Send back the entries exactly as they were given.

====

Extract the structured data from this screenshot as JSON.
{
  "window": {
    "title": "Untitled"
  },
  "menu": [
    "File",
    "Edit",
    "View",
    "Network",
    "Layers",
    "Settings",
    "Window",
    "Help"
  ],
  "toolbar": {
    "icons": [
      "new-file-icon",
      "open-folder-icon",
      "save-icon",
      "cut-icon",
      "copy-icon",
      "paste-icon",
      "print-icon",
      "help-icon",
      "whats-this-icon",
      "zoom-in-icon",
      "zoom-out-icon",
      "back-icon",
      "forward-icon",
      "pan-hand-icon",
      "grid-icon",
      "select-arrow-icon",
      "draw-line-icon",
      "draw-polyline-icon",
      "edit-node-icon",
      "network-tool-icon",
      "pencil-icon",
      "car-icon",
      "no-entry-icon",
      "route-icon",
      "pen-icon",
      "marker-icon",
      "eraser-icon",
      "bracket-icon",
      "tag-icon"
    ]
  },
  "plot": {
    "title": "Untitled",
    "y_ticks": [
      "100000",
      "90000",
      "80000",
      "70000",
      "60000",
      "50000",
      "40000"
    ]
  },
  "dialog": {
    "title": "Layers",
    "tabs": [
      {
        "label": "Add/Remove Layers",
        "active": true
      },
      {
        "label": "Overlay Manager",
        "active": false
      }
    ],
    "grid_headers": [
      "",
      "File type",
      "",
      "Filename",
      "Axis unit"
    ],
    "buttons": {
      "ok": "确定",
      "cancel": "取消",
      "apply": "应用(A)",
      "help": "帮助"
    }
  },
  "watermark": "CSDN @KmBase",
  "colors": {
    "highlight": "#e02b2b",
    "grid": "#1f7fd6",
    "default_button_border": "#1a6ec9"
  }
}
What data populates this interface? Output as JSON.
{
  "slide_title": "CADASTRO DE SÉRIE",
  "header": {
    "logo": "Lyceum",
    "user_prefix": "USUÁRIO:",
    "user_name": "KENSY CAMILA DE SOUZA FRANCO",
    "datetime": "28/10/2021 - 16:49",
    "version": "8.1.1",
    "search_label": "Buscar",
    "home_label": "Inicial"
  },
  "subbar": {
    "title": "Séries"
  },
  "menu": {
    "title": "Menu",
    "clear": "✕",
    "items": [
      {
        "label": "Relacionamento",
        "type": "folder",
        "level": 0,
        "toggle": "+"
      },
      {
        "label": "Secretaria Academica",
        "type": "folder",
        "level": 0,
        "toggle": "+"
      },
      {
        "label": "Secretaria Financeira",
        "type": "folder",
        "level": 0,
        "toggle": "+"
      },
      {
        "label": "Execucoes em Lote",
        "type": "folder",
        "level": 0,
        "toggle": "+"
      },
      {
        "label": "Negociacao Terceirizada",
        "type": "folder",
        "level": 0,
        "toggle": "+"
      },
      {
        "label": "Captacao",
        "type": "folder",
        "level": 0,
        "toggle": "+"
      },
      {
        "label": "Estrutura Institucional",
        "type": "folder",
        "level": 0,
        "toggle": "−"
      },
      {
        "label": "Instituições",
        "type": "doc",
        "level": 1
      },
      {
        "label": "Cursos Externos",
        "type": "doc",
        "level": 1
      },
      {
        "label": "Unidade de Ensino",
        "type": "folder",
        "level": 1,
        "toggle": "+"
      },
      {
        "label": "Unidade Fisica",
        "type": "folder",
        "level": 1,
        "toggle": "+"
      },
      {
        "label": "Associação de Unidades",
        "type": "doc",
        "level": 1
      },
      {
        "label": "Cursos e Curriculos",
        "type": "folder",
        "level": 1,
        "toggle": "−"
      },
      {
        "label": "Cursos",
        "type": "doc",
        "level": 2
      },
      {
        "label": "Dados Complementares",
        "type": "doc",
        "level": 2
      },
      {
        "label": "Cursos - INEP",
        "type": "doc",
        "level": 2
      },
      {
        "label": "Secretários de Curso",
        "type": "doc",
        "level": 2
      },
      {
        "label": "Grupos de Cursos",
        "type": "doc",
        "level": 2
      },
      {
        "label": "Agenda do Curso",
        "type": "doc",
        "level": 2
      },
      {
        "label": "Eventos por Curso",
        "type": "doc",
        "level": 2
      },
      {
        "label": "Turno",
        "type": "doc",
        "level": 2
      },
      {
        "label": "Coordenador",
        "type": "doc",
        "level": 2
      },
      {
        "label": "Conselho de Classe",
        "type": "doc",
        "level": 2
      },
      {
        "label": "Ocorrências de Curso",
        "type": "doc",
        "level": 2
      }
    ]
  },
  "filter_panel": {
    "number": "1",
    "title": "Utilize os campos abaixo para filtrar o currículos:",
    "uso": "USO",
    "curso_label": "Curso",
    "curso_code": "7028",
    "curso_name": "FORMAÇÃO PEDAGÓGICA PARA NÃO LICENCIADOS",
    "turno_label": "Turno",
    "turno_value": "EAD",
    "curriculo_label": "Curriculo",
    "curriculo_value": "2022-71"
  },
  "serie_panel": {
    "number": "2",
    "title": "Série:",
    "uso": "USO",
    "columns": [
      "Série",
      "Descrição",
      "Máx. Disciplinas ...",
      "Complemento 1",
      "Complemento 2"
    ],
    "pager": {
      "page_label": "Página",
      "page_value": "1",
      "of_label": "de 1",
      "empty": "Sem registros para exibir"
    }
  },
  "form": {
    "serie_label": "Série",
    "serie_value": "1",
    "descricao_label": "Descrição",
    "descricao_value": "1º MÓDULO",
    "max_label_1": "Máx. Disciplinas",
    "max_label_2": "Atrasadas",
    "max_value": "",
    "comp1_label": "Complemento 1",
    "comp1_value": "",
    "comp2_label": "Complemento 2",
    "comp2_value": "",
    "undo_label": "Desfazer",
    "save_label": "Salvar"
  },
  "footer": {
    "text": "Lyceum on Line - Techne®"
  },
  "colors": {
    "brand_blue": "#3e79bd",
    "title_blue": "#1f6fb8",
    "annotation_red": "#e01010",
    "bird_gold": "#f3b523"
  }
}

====

> EXERCISE OUTPUT:
Extract the structured data from this screenshot as JSON.
{
  "window": {
    "title": "Untitled"
  },
  "menu": [
    "File",
    "Edit",
    "View",
    "Network",
    "Layers",
    "Settings",
    "Window",
    "Help"
  ],
  "toolbar": {
    "icons": [
      "new-file-icon",
      "open-folder-icon",
      "save-icon",
      "cut-icon",
      "copy-icon",
      "paste-icon",
      "print-icon",
      "help-icon",
      "whats-this-icon",
      "zoom-in-icon",
      "zoom-out-icon",
      "back-icon",
      "forward-icon",
      "pan-hand-icon",
      "grid-icon",
      "select-arrow-icon",
      "draw-line-icon",
      "draw-polyline-icon",
      "edit-node-icon",
      "network-tool-icon",
      "pencil-icon",
      "car-icon",
      "no-entry-icon",
      "route-icon",
      "pen-icon",
      "marker-icon",
      "eraser-icon",
      "bracket-icon",
      "tag-icon"
    ]
  },
  "plot": {
    "title": "Untitled",
    "y_ticks": [
      "100000",
      "90000",
      "80000",
      "70000",
      "60000",
      "50000",
      "40000"
    ]
  },
  "dialog": {
    "title": "Layers",
    "tabs": [
      {
        "label": "Add/Remove Layers",
        "active": true
      },
      {
        "label": "Overlay Manager",
        "active": false
      }
    ],
    "grid_headers": [
      "",
      "File type",
      "",
      "Filename",
      "Axis unit"
    ],
    "buttons": {
      "ok": "确定",
      "cancel": "取消",
      "apply": "应用(A)",
      "help": "帮助"
    }
  },
  "watermark": "CSDN @KmBase",
  "colors": {
    "highlight": "#e02b2b",
    "grid": "#1f7fd6",
    "default_button_border": "#1a6ec9"
  }
}
What data populates this interface? Output as JSON.
{
  "slide_title": "CADASTRO DE SÉRIE",
  "header": {
    "logo": "Lyceum",
    "user_prefix": "USUÁRIO:",
    "user_name": "KENSY CAMILA DE SOUZA FRANCO",
    "datetime": "28/10/2021 - 16:49",
    "version": "8.1.1",
    "search_label": "Buscar",
    "home_label": "Inicial"
  },
  "subbar": {
    "title": "Séries"
  },
  "menu": {
    "title": "Menu",
    "clear": "✕",
    "items": [
      {
        "label": "Relacionamento",
        "type": "folder",
        "level": 0,
        "toggle": "+"
      },
      {
        "label": "Secretaria Academica",
        "type": "folder",
        "level": 0,
        "toggle": "+"
      },
      {
        "label": "Secretaria Financeira",
        "type": "folder",
        "level": 0,
        "toggle": "+"
      },
      {
        "label": "Execucoes em Lote",
        "type": "folder",
        "level": 0,
        "toggle": "+"
      },
      {
        "label": "Negociacao Terceirizada",
        "type": "folder",
        "level": 0,
        "toggle": "+"
      },
      {
        "label": "Captacao",
        "type": "folder",
        "level": 0,
        "toggle": "+"
      },
      {
        "label": "Estrutura Institucional",
        "type": "folder",
        "level": 0,
        "toggle": "−"
      },
      {
        "label": "Instituições",
        "type": "doc",
        "level": 1
      },
      {
        "label": "Cursos Externos",
        "type": "doc",
        "level": 1
      },
      {
        "label": "Unidade de Ensino",
        "type": "folder",
        "level": 1,
        "toggle": "+"
      },
      {
        "label": "Unidade Fisica",
        "type": "folder",
        "level": 1,
        "toggle": "+"
      },
      {
        "label": "Associação de Unidades",
        "type": "doc",
        "level": 1
      },
      {
        "label": "Cursos e Curriculos",
        "type": "folder",
        "level": 1,
        "toggle": "−"
      },
      {
        "label": "Cursos",
        "type": "doc",
        "level": 2
      },
      {
        "label": "Dados Complementares",
        "type": "doc",
        "level": 2
      },
      {
        "label": "Cursos - INEP",
        "type": "doc",
        "level": 2
      },
      {
        "label": "Secretários de Curso",
        "type": "doc",
        "level": 2
      },
      {
        "label": "Grupos de Cursos",
        "type": "doc",
        "level": 2
      },
      {
        "label": "Agenda do Curso",
        "type": "doc",
        "level": 2
      },
      {
        "label": "Eventos por Curso",
        "type": "doc",
        "level": 2
      },
      {
        "label": "Turno",
        "type": "doc",
        "level": 2
      },
      {
        "label": "Coordenador",
        "type": "doc",
        "level": 2
      },
      {
        "label": "Conselho de Classe",
        "type": "doc",
        "level": 2
      },
      {
        "label": "Ocorrências de Curso",
        "type": "doc",
        "level": 2
      }
    ]
  },
  "filter_panel": {
    "number": "1",
    "title": "Utilize os campos abaixo para filtrar o currículos:",
    "uso": "USO",
    "curso_label": "Curso",
    "curso_code": "7028",
    "curso_name": "FORMAÇÃO PEDAGÓGICA PARA NÃO LICENCIADOS",
    "turno_label": "Turno",
    "turno_value": "EAD",
    "curriculo_label": "Curriculo",
    "curriculo_value": "2022-71"
  },
  "serie_panel": {
    "number": "2",
    "title": "Série:",
    "uso": "USO",
    "columns": [
      "Série",
      "Descrição",
      "Máx. Disciplinas ...",
      "Complemento 1",
      "Complemento 2"
    ],
    "pager": {
      "page_label": "Página",
      "page_value": "1",
      "of_label": "de 1",
      "empty": "Sem registros para exibir"
    }
  },
  "form": {
    "serie_label": "Série",
    "serie_value": "1",
    "descricao_label": "Descrição",
    "descricao_value": "1º MÓDULO",
    "max_label_1": "Máx. Disciplinas",
    "max_label_2": "Atrasadas",
    "max_value": "",
    "comp1_label": "Complemento 1",
    "comp1_value": "",
    "comp2_label": "Complemento 2",
    "comp2_value": "",
    "undo_label": "Desfazer",
    "save_label": "Salvar"
  },
  "footer": {
    "text": "Lyceum on Line - Techne®"
  },
  "colors": {
    "brand_blue": "#3e79bd",
    "title_blue": "#1f6fb8",
    "annotation_red": "#e01010",
    "bird_gold": "#f3b523"
  }
}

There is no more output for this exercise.